10.3 Contractor Indemnity.  In this Contract, the Client agrees to indemnify the Contractor (and its affiliates and their directors, officers, employees, and agents) from and against liabilities, losses, damages, and expenses (including reasonable attorneys’ fees) related to a third-party claim or proceeding arising out of a breach by the Client of its obligations under this Contract.

11. GENERAL.

11.1 Assignment.  This Contract applies only to the Client and the Contractor. The Contractor cannot assign its rights or delegate its obligations under this Contract to a third-party (other than by will or intestate), without first receiving the Client’s written permission. In contrast, the Client may assign its rights and delegate its obligations under this Contract without the Contractor's permission. This is necessary in case, for example, another Client buys out the Client or if the Client decides to sell the work product that results from this Contract.

11.2 Arbitration.  As the exclusive means of initiating adversarial proceedings to resolve any dispute arising under this Contract, a party may demand that the dispute be resolved by arbitration administered by the American Arbitration Association in accordance with its commercial arbitration rules.

11.3 Modification; Waiver.  To change anything in this Contract, the Client and the Contractor must agree to that change in writing and sign a document showing their contract. Neither party can waive its rights under this Contract or release the other party from its obligations under this Contract, unless the waiving party acknowledges it is doing so in writing and signs a document that says so.

11.4 Notices.

(a)  Over the course of this Contract, one party may need to send a notice to the other party. For the notice to be valid, it must be in writing and delivered in one of the following ways: personal delivery, email, or certified or registered mail (postage prepaid, return receipt requested). The notice must be delivered to the party’s address listed at the end of this Contract or to another address that the party has provided in writing as an appropriate address to receive notice.

(b)  The timing of when a notice is received can be very important. To avoid confusion, a valid notice is considered received as follows: (i) if delivered personally, it is considered received immediately; (ii) if delivered by email, it is considered received upon acknowledgement of receipt; (iii) if delivered by registered or certified mail (postage prepaid, return receipt requested), it is considered received upon receipt as indicated by the date on the signed receipt. If a party refuses to accept notice or if notice cannot be delivered because of a change in address for which no notice was given, then it is considered received when the notice is rejected or unable to be delivered. If the notice is received after 5:00pm on a business day at the location specified in the address for that party, or on a day that is not a business day, then the notice is considered received at 9:00am on the next business day.

11.5 Severability.  This section deals with what happens if a portion of the Contract is found to be unenforceable. If that’s the case, the unenforceable portion will be changed to the minimum extent necessary to make it enforceable, unless that change is not permitted by law, in which case the portion will be disregarded.
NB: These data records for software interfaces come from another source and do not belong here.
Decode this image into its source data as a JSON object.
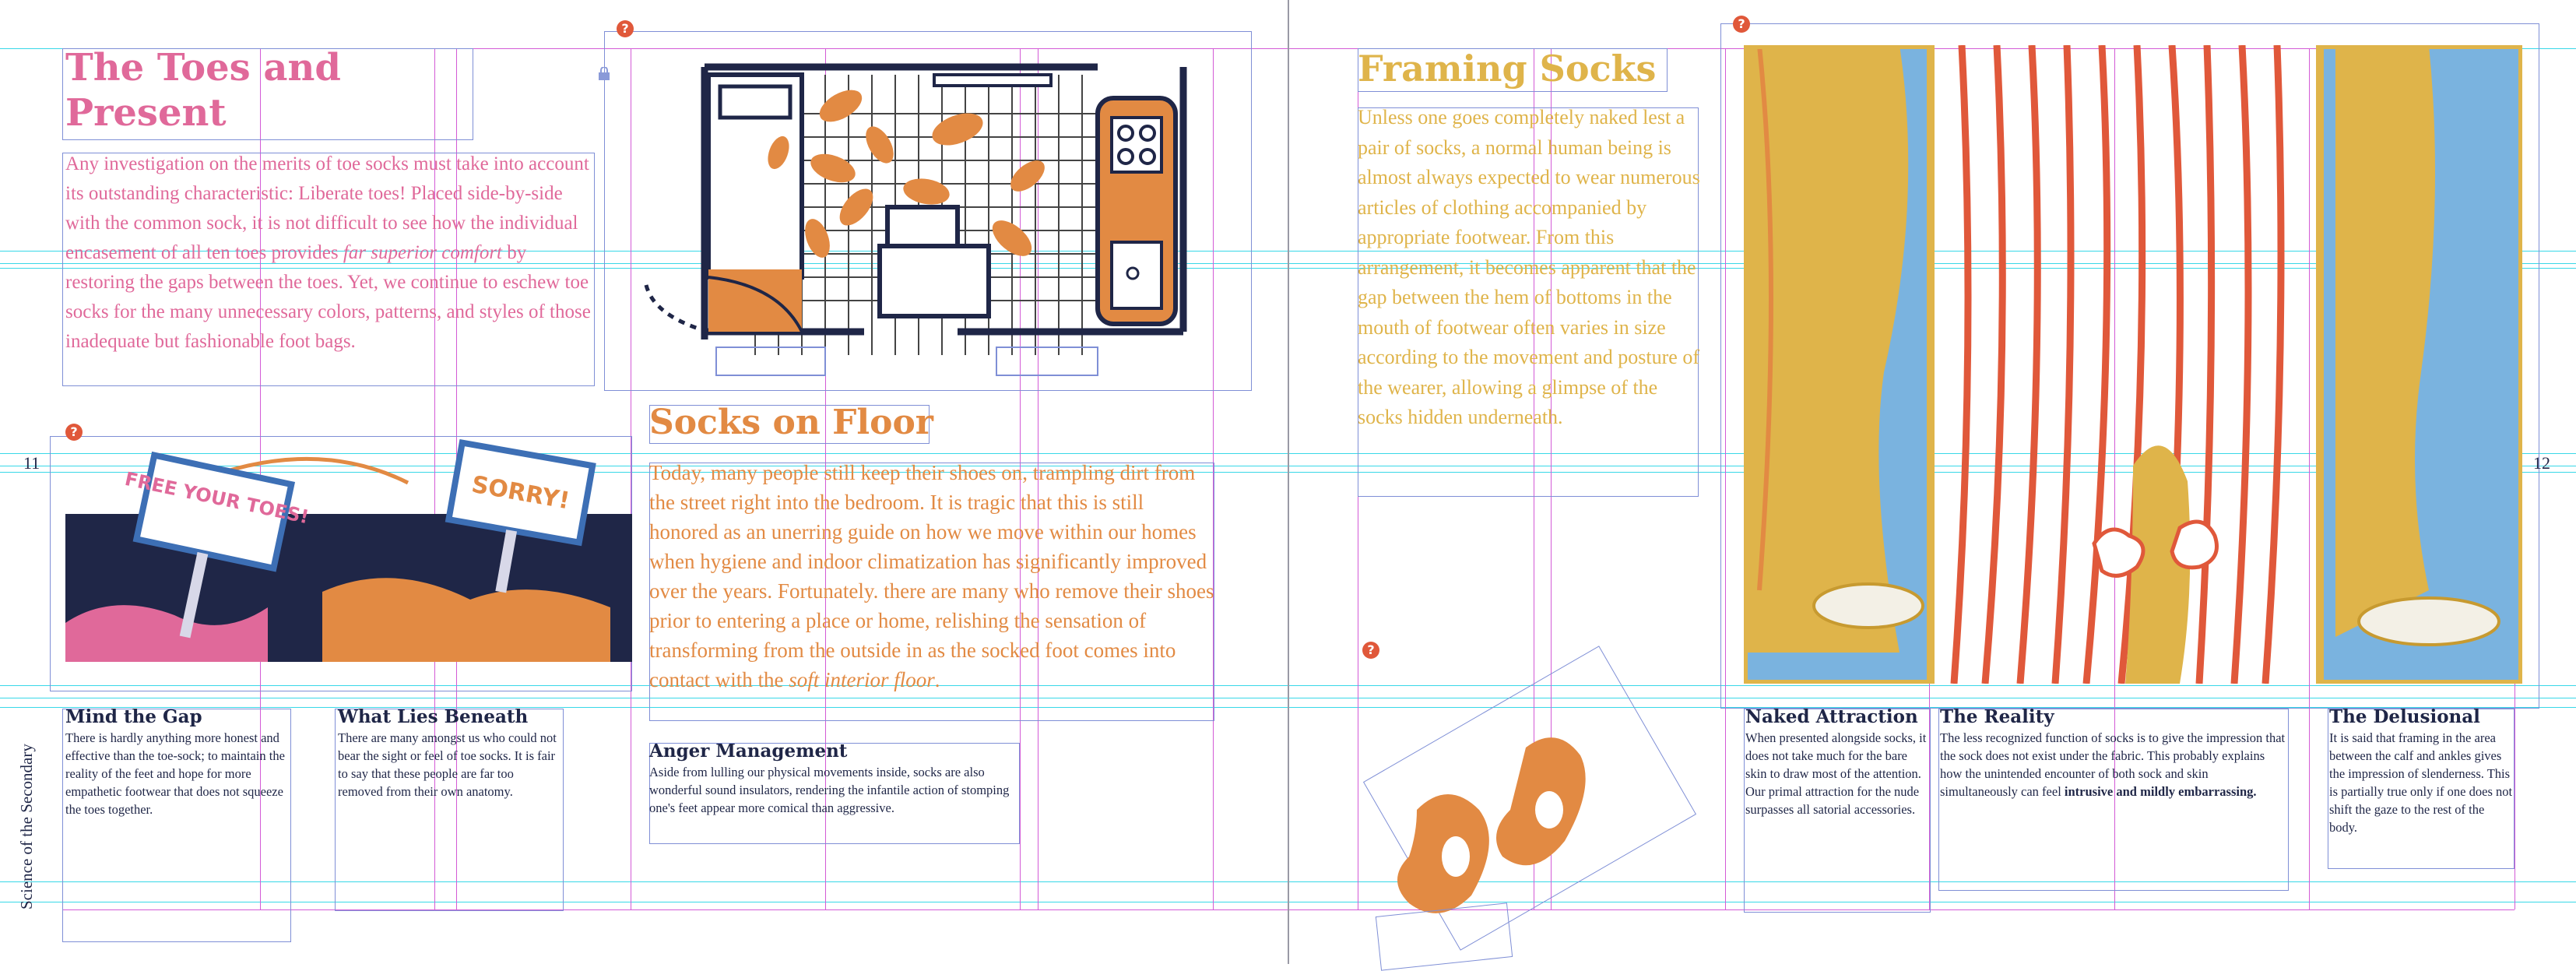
{
  "colors": {
    "pink": "#e0699a",
    "orange": "#e28a43",
    "yellow": "#dfb44a",
    "navy": "#1f2647",
    "blue": "#7ab3df",
    "guide_cyan": "#38d8e8",
    "guide_magenta": "#d35bd6",
    "frame": "#7f8fd6",
    "marker": "#e0583a"
  },
  "left_page": {
    "page_number": "11",
    "running_head": "Science of the Secondary",
    "toes_article": {
      "title_line1": "The Toes and",
      "title_line2": "Present",
      "body_before_em": "Any investigation on the merits of toe socks must take into account its outstanding characteristic: Liberate toes! Placed side-by-side with the common sock, it is not difficult to see how the individual encasement of all ten toes provides ",
      "body_em": "far superior comfort",
      "body_after_em": " by restoring the gaps between the toes. Yet, we continue to eschew toe socks for the many unnecessary colors, patterns, and styles of those inadequate but fashionable foot bags."
    },
    "protest_illustration": {
      "sign_left": "FREE YOUR TOES!",
      "sign_right": "SORRY!"
    },
    "floor_article": {
      "title": "Socks on Floor",
      "body_before_em": "Today, many people still keep their shoes on, trampling dirt from the street right into the bedroom. It is tragic that this is still honored as an unerring guide on how we move within our homes when hygiene and indoor climatization has significantly improved over the years. Fortunately. there are many who remove their shoes prior to entering a place or home, relishing the sensation of transforming from the outside in as the socked foot comes into contact with the ",
      "body_em": "soft interior floor",
      "body_after_em": "."
    },
    "captions": [
      {
        "title": "Mind the Gap",
        "body": "There is hardly anything more honest and effective than the toe-sock; to maintain the reality of the feet and hope for more empathetic footwear that does not squeeze the toes together."
      },
      {
        "title": "What Lies Beneath",
        "body": "There are many amongst us who could not bear the sight or feel of toe socks. It is fair to say that these people are far too removed from their own anatomy."
      },
      {
        "title": "Anger Management",
        "body": "Aside from lulling our physical movements inside, socks are also wonderful sound insulators, rendering the infantile action of stomping one's feet appear more comical than aggressive."
      }
    ]
  },
  "right_page": {
    "page_number": "12",
    "framing_article": {
      "title": "Framing Socks",
      "body": "Unless one goes completely naked lest a pair of socks, a normal human being is almost always expected to wear numerous articles of clothing accompanied by appropriate footwear. From this arrangement, it becomes apparent that the gap between the hem of bottoms in the mouth of footwear often varies in size according to the movement and posture of the wearer, allowing a glimpse of the socks hidden underneath."
    },
    "captions": [
      {
        "title": "Naked Attraction",
        "body": "When presented alongside socks, it does not take much for the bare skin to draw most of the attention. Our primal attraction for the nude surpasses all satorial accessories."
      },
      {
        "title": "The Reality",
        "body_before_strong": "The less recognized function of socks is to give the impression that the sock does not exist under the fabric. This probably explains how the unintended encounter of both sock and skin simultaneously can feel ",
        "body_strong": "intrusive and mildly embarrassing."
      },
      {
        "title": "The Delusional",
        "body": "It is said that framing in the area between the calf and ankles gives the impression of slenderness. This is partially true only if one does not shift the gaze to the rest of the body."
      }
    ]
  },
  "markers": {
    "symbol": "?"
  }
}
If any portion of the Contract is changed or disregarded because it is unenforceable, the rest of the Contract is still enforceable.

11.6 Signatures.  The Client and the Contractor must sign this document using Bonsai’s e-signing system. These electronic signatures count as originals for all purposes.

11.7 Governing Law. The laws of the state of Illinois govern the rights and obligations of the Client and the Contractor under this Contract, without regard to conflict of law principles of that state.

11.8 Entire Contract.  This Contract represents the parties’ final and complete understanding of this job and the subject matter discussed in this Contract. This Contract supersedes all other contracts (both written and oral) between the parties.

Other

contract templates

Create your own

Loan Agreement Template

Securing your account...
Oops! Something went wrong while submitting the form.